Zap Energy, a fusion energy start-up working on a low-cost path to producing electricity commercially, said last week that it had taken an important step towards testing a system it believes will eventually produce more electricity than it consumes.

The point is seen as a milestone in the solution of the energy challenge. An emerging global industry composed of almost three dozen start-ups and heavily funded government development projects is pursuing a variety of ideas. The approach of Zap Energy is simpler and cheaper than what other companies are doing.

The energy released by splitting atoms is captured by the nuclear power plant. The process includes waste that remains radioactive for hundreds of years. Nuclear fusion is similar to the process that takes place inside the sun, where hydrogen atoms are fused into helium.

Physicists have pursued the idea of commercial power plants based on a controlled fusion reaction for more than 50 years. A power plant that produced more electricity than it consumed and had no radioactivity would be called a power plant. None of the research projects have met the goal. There is growing interest in the technology despite the fear of climate change.

Benj Conway is the president of Zap Energy.

Zap is pursuing an approach pioneered by physicists at the University of Washington and Lawrence Livermore National Laboratory that uses a combination of magnets and light to create a fusion reaction in a small amount of time.

ImageFrom left at Zap Energy, Brian Nelson, chief technology officer; Benj Conway, president; and Uri Shumlak, chief science officer.
From left at Zap Energy, Brian Nelson, chief technology officer; Benj Conway, president; and Uri Shumlak, chief science officer. Credit...Zap Energy
From left at Zap Energy, Brian Nelson, chief technology officer; Benj Conway, president; and Uri Shumlak, chief science officer.

The cloud of particles is compressed by a magnetic field generated by an electrical current as it moves through a two-meter vacuum tube. The technique is called Sheared Flow Z-pinch.

Zap Energy has been using the same approach for a long time. It might have been seen in the effects of lightning strikes as early as the 18th century. The challenge for engineers is stabilizing the electrical and magnetic forces long enough in a millionth of a second to produce radiation to heat a curtain of molten metal.

Brian Nelson, a retired University of Washington nuclear engineer and Zap Energy's chief technology officer, said the company had injected a new and more powerful experimental reactor core. The power supply is being completed to allow the company to prove that they can produce more energy than they consume.

The Zap researchers say that if their system works, it will be less expensive than competing systems based on magnets and lasers. It is expected to cost the same.

The Z-pinch design couldn't be stable and was abandoned in favor of the Tokamak reactor.

Physicists at the University of Washington made advances in stabilizing the magnetic field, which led to the creation of Zap Energy. The company has raised a lot of money.
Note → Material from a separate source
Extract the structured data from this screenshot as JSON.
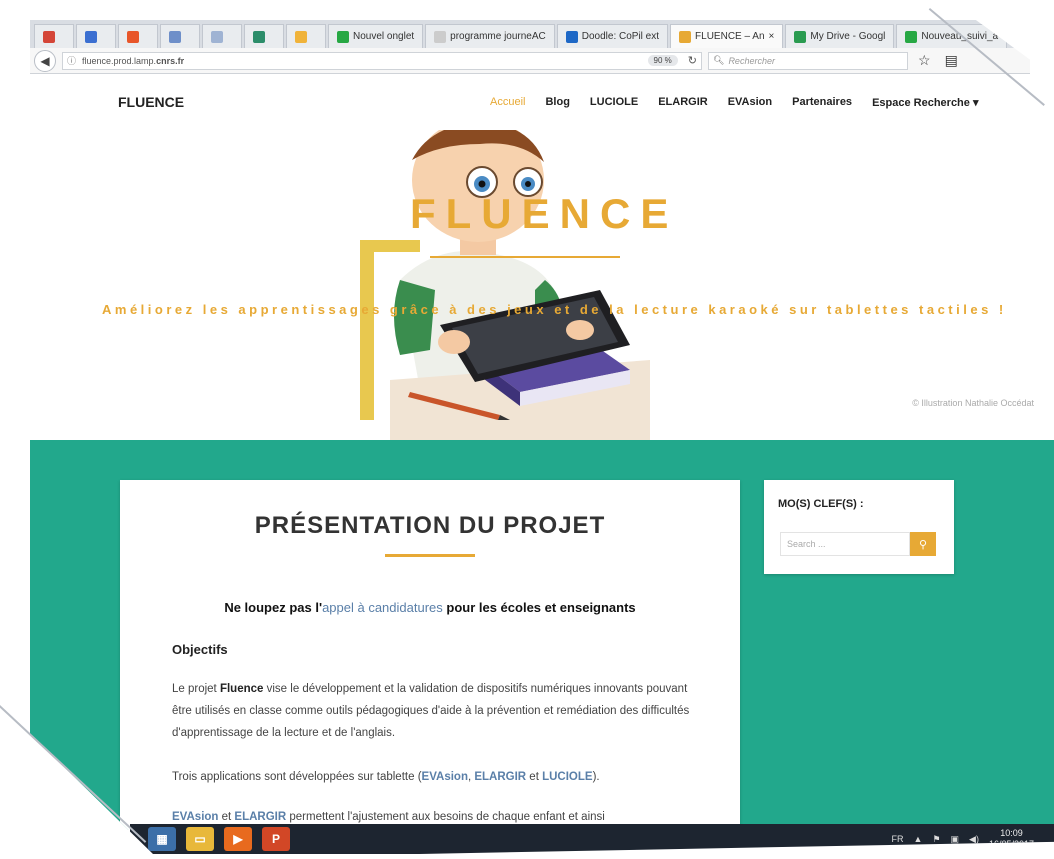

Private investment has increased due to recent technical advances in fusion fuels and advanced magnets. Private funding for fusion companies has risen to over $4 billion, including from well-known technology investors like Sam Altman, Jeff Bezos and Bill Gates. Mr. Gates and Mr. Sacca were investors in Zap.

There are still skeptics who argue that progress in fusion energy research is a mirage and that recent investments aren't likely to translate into commercial fusion systems anytime soon.

The United States is in the middle of a new wave of fusion energy, according to a newsletter written by a retired physicist. He argued that the claims made by start-up companies that they were on a path to build systems that produced more energy than they consumed were not true.

He wrote that the claims are widely believed because of the effective propaganda of the promoter and laboratory spokesman.

The Zap Energy physicists and executives said in interviews last week that they believed they could reach the break-even point in a year.

They will have succeeded where previous research efforts have failed.

The Zap Energy physicists said they made the case for their approach to produce a steep increase in neutrons in a series of peer-reviewed technical papers.

A power plant version of the system would use molten metal to cover the reactor core in order to capture the bursts of neutrons that would cause intense heat.

According to a University of Washington professor who is a co-founding member of Zap Energy, each reactor core will produce 50megawatts of electricity, enough to power at least 8,000 homes.

They need to confirm what they have done by computer. Ensuring that the Z-pinch fusion section of the plasma remains stable is one of the things that will be done.

The big, high-cost development efforts of the past have been like "building a billion-dollar iPhone prototype every 10 years" according to Mr. Conway.